It was truly bizarre; the Taliban representative suddenly seemed the more reasonable panelist, drawing applause and cheers with his talk of compromise and change. Of course, there is much fodder for criticism of the Taliban, who for almost seven years, formed one of the most regressive regimes in the world. Women’s rights, for instance, were trampled upon in a manner that was almost unprecedented in the post-medieval world. In the audience’s mind, however, Grenier’s obfuscations and Zaeef’s measured tone meant that the latter left the session seeming almost progressive.

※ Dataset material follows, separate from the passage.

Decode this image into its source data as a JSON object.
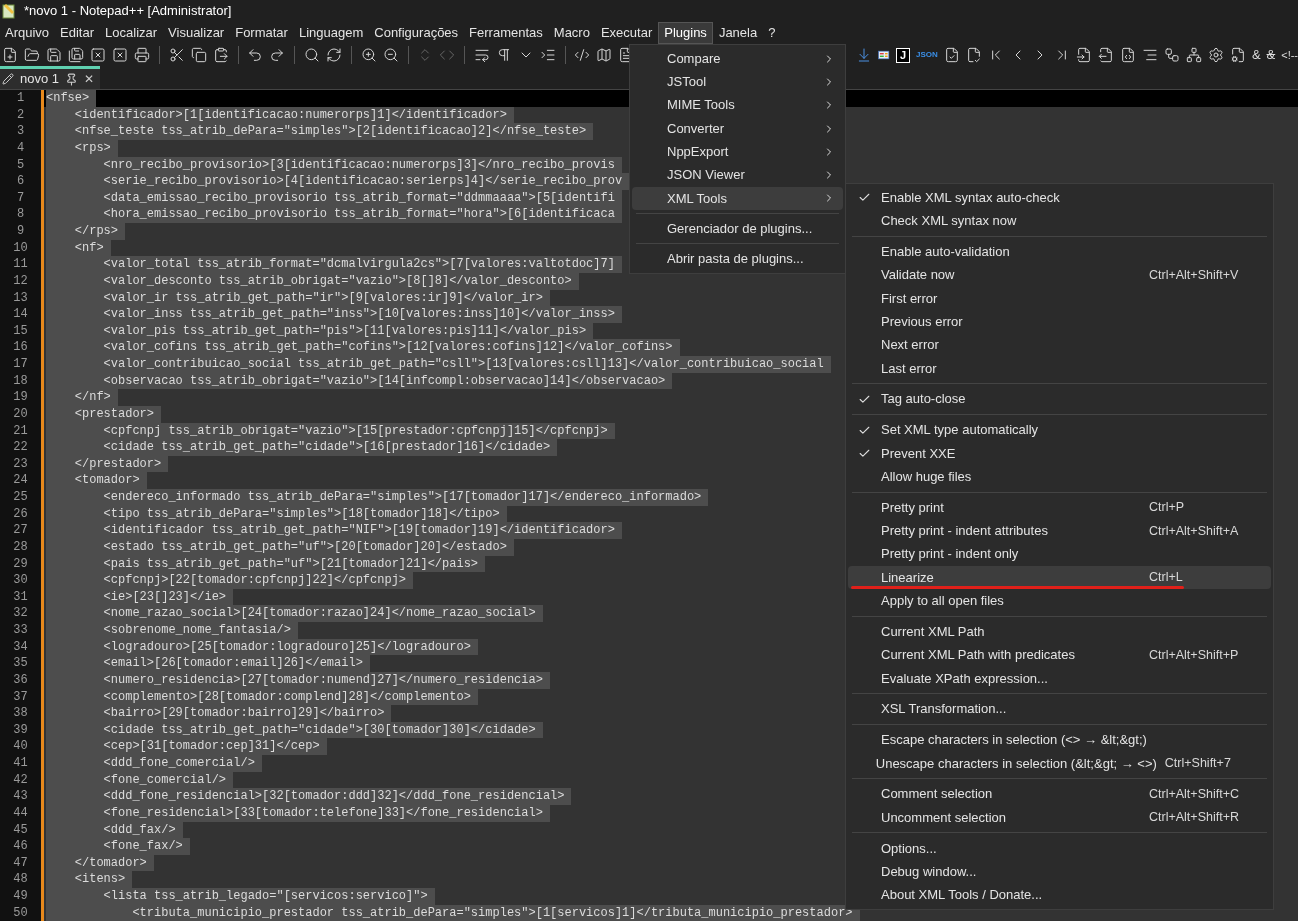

That impression, however, was dispelled somewhat in a second session with Mullah Zaeef on the final day. The session had been called partly because the first, primarily about the geopolitics of the Afghan war, had seemed to some to be too soft on him, and Shoma was able to press Zaeef on the Taliban regime’s record. Zaeef’s answers demonstrated the benefits of talking; that first session, it seemed, had taught him how to obfuscate with élan. Every time he was asked about the regime’s oppression of women, he stuck to his talking points. When the Taliban came to power, he said again and again, it had three priorities: disarming the population, build a united Afghanistan, put in place a national government. Empowering women, it seemed, was simply forgotten. Shoma pressed, essentially asking the same question in different words. Zaeef responded with a vague statement about how they had “budget problems”, before reiterating the three priorities. Further pressing, further waffle. 1994 was a different time, he said. If the Taliban ever came back to power, things would be different. But the situation would be similarly volatile. No, you see, in 1994, we had three priorities… Amidst the noise, though, it was easy to miss the most important thing he said. In 1994, the Taliban, he admitted, was too insular, too unexposed to universal principles of human rights. Mistakes were made, which wouldn’t be repeated in the future. Women form half of the electorate, he said, and for the Taliban to come back to power, they would have to protect women’s rights and liberties. Of course, it’s not too certain how much influence Zaeef has left among the Taliban, but the contrition he showed does hold great hope for the future.